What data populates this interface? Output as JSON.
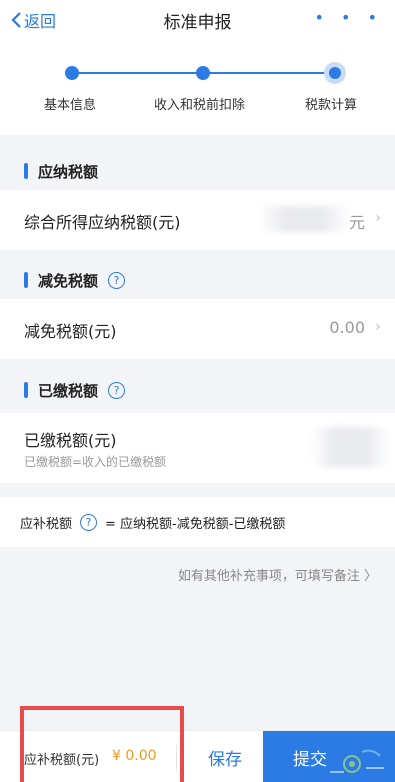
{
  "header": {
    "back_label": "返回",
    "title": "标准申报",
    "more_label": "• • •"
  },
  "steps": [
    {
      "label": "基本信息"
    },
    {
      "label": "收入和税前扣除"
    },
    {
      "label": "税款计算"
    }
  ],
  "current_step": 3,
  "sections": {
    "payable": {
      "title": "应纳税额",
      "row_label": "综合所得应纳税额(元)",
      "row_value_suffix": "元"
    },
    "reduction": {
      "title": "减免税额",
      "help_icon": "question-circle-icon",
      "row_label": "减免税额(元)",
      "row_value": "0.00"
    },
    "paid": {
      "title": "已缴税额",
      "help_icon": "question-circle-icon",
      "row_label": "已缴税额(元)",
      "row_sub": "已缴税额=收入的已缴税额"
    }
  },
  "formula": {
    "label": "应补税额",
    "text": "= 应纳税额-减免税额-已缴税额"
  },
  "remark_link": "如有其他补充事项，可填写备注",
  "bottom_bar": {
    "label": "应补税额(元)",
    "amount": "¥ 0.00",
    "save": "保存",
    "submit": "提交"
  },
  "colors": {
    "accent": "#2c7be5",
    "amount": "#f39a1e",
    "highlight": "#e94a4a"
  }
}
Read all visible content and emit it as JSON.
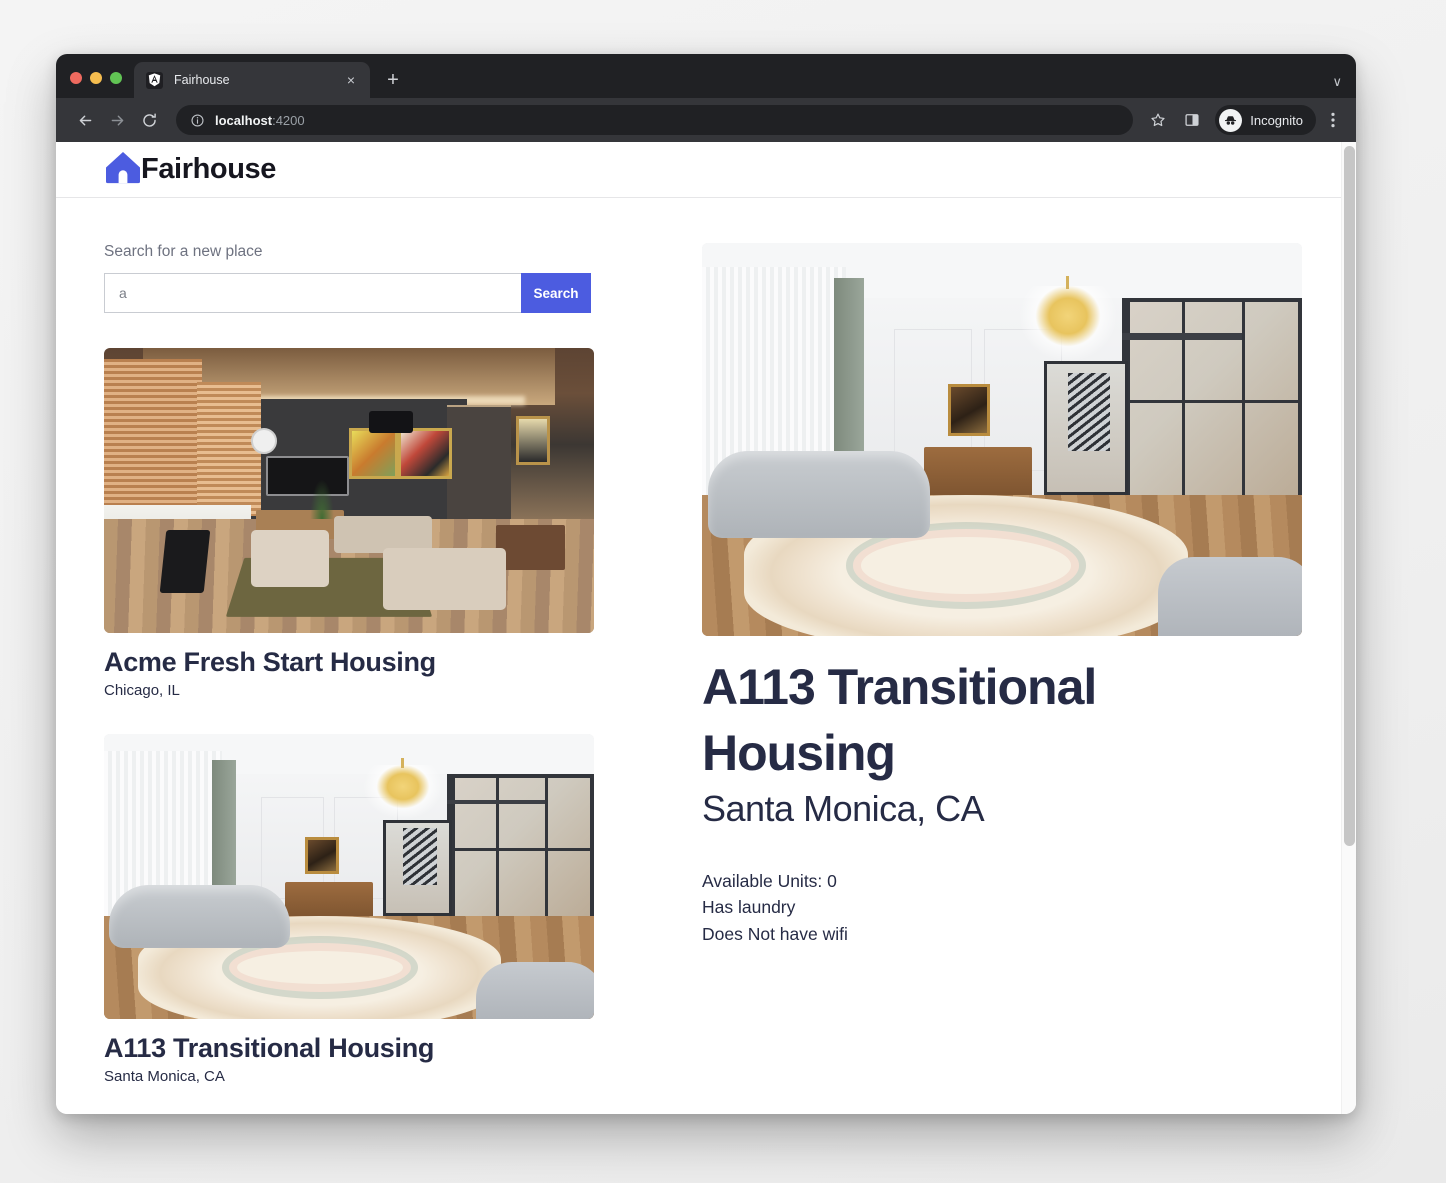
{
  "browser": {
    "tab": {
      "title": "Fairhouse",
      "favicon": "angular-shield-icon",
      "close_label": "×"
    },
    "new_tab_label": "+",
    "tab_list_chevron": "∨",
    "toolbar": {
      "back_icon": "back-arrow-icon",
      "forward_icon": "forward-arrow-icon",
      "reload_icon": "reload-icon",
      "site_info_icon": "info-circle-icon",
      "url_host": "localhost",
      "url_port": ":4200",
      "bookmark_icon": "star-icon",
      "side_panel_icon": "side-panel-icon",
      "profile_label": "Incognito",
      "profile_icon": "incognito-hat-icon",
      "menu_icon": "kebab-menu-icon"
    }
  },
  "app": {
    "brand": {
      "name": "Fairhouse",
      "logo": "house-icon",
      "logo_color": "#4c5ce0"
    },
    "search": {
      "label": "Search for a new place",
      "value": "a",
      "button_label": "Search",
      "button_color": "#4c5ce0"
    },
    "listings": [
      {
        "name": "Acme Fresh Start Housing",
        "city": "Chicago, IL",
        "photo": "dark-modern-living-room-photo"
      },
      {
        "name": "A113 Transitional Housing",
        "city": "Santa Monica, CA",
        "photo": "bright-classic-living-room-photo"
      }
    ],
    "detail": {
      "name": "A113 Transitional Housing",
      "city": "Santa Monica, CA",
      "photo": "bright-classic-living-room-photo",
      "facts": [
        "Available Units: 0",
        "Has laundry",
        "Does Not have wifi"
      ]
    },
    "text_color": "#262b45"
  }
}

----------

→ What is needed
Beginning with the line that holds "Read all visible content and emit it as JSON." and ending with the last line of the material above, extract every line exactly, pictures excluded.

→ Your solution
Read all visible content and emit it as JSON.
{
  "browser": {
    "tab": {
      "title": "Fairhouse",
      "favicon": "angular-shield-icon",
      "close_label": "×"
    },
    "new_tab_label": "+",
    "tab_list_chevron": "∨",
    "toolbar": {
      "back_icon": "back-arrow-icon",
      "forward_icon": "forward-arrow-icon",
      "reload_icon": "reload-icon",
      "site_info_icon": "info-circle-icon",
      "url_host": "localhost",
      "url_port": ":4200",
      "bookmark_icon": "star-icon",
      "side_panel_icon": "side-panel-icon",
      "profile_label": "Incognito",
      "profile_icon": "incognito-hat-icon",
      "menu_icon": "kebab-menu-icon"
    }
  },
  "app": {
    "brand": {
      "name": "Fairhouse",
      "logo": "house-icon",
      "logo_color": "#4c5ce0"
    },
    "search": {
      "label": "Search for a new place",
      "value": "a",
      "button_label": "Search",
      "button_color": "#4c5ce0"
    },
    "listings": [
      {
        "name": "Acme Fresh Start Housing",
        "city": "Chicago, IL",
        "photo": "dark-modern-living-room-photo"
      },
      {
        "name": "A113 Transitional Housing",
        "city": "Santa Monica, CA",
        "photo": "bright-classic-living-room-photo"
      }
    ],
    "detail": {
      "name": "A113 Transitional Housing",
      "city": "Santa Monica, CA",
      "photo": "bright-classic-living-room-photo",
      "facts": [
        "Available Units: 0",
        "Has laundry",
        "Does Not have wifi"
      ]
    },
    "text_color": "#262b45"
  }
}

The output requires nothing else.